He said, however, that proof the legislation was a good idea can be found in stock market gains since Trump signed it. "I don't think it has anything to do with the president". Even so, the race has garnered substantial attention, with nationalmedia and political parties closely watching the "Trump Country" election as a referendum on the president. Party officials are placing the blame squarely on Saccone's campaign but also on Trump's Saturday rally, which some Republicans believe helped drive up Democratic turnout.
AFL-CIO chief Richard Trumka is weighing in on behalf of Democrat Conor Lamb. The 33-year-old Lamb, from Mt. Lebanon, is running as a conservative Democrat - his first campaign ad featured him shooting an AR-15 assault rifle - and has gained support from historically powerful labor unions.

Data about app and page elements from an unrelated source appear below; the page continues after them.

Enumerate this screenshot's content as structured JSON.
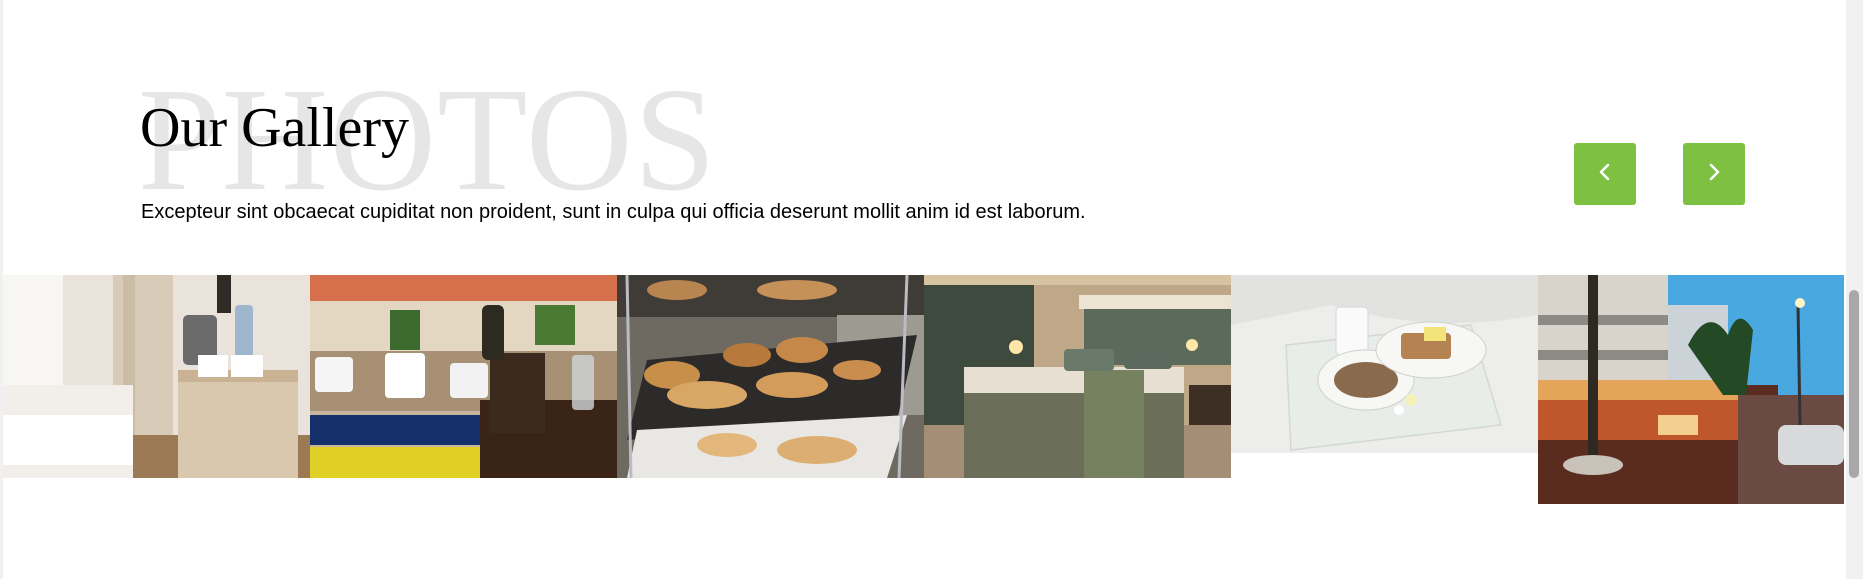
{
  "section": {
    "background_word": "PHOTOS",
    "title": "Our Gallery",
    "description": "Excepteur sint obcaecat cupiditat non proident, sunt in culpa qui officia deserunt mollit anim id est laborum."
  },
  "carousel": {
    "prev_icon": "chevron-left-icon",
    "next_icon": "chevron-right-icon",
    "accent_color": "#7dc042"
  },
  "photos": [
    {
      "name": "photo-room-kettle"
    },
    {
      "name": "photo-terrace-champagne"
    },
    {
      "name": "photo-pastry-stand"
    },
    {
      "name": "photo-hotel-bedroom"
    },
    {
      "name": "photo-breakfast-tray"
    },
    {
      "name": "photo-street-night-cafe"
    }
  ]
}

"This didn't have much to do with President Trump", Lamb said after casting his vote in suburban Pittsburgh.
The state Republican chairman even claimed Monday that PA-18, represented by Republican Tim Murphy since 2002, is "a Democrat district".
He was referring, of course, to the white-knuckle congressional race on Tuesday in deep-red western Pennsylvania between Republican Rick Saccone and his Democratic challenger, Conor Lamb-a race that Saccone, despite receiving a late boost from Donald Trump himself, has appeared in danger of losing. Saccone, meanwhile, says rank-and-file laborers care more about tax cuts and low regulations than endorsements: "I'll take them any day over the union leadership backing my opponent".
After voting Tuesday in Allegheny County, Republican Saccone downplayed the significance of the unusually close race. Murphy resigned in October.
Democratic voter Brian Konick supported Trump in 2016. And so now more than ever, these candidates matter, these campaigns matter.
"I feel, as a Conor Lamb supporter, we need to get in there and change the vote and just make sure that we take over the House".
If GOP candidate Rick Saccone wins, Republicans will argue that their chances of keeping the House remain solid. "If they'd nominated a liberal who allowed the campaign to become nationalized, it would be over by now", said G. Terry Madonna, director of the Franklin and Marshall College Poll in Lancaster, Pennsylvania.
In tweet Tuesday, the president said the economy is raging at an all time high. Jobs and wages up. "Vote for Rick Saccone and keep it going". She added that she has been contacted several times, and received an automated call from Vice President Mike Pence before attending the Trump rally.
"Look, there are more registered Democrats in the district than Republicans", she said.
Between the unusual nature of the special election and the breathless coverage about the Pennsylvania Supreme Court's recent decision on redistricting, he said he was surprised he wasn't getting more calls.
Republicans have spent more than $10 million to prevent a defeat in the district, which Trump won in 2016 by 20 percentage points. If Saccone loses, GOP forces will insist it's his fault. That's a key group in this industrial region.
Lamb answered the criticism by saying he wouldn't support Pelosi as floor leader, much less as speaker if the Democrats should retake control of the House. Democrats are trying to use Trump's poll numbers to show that tides have turned with a Saccone loss, and Republicans are attempting to demonstrate that things are just fine in the Trump administration.
"This is not going to be decided tonight", Adam Bonin, a Pennsylvania-based lawyer who specializes in political law told USA TODAY.
President Trump carried the area by 20 points in 2016.
But the Republican nominee finds himself risking an upset that would rattle GOP confidence as it tries to defend its House majority. The White House has blamed the potential loss on Saccone.
The victor replaces Republican Tim Murphy, who resigned in October amid a sex scandal.
Conspiracy theory about the biggest NCAA Tournament snubs
The two teams have already played once this season, with DePaul winning 111-108 in overtime in the second game of the season. The class of 2018, which includes Kyron Cartwright, Rodney Bullock, and Jalen Lindsey, have never missed an NCAA Tournament.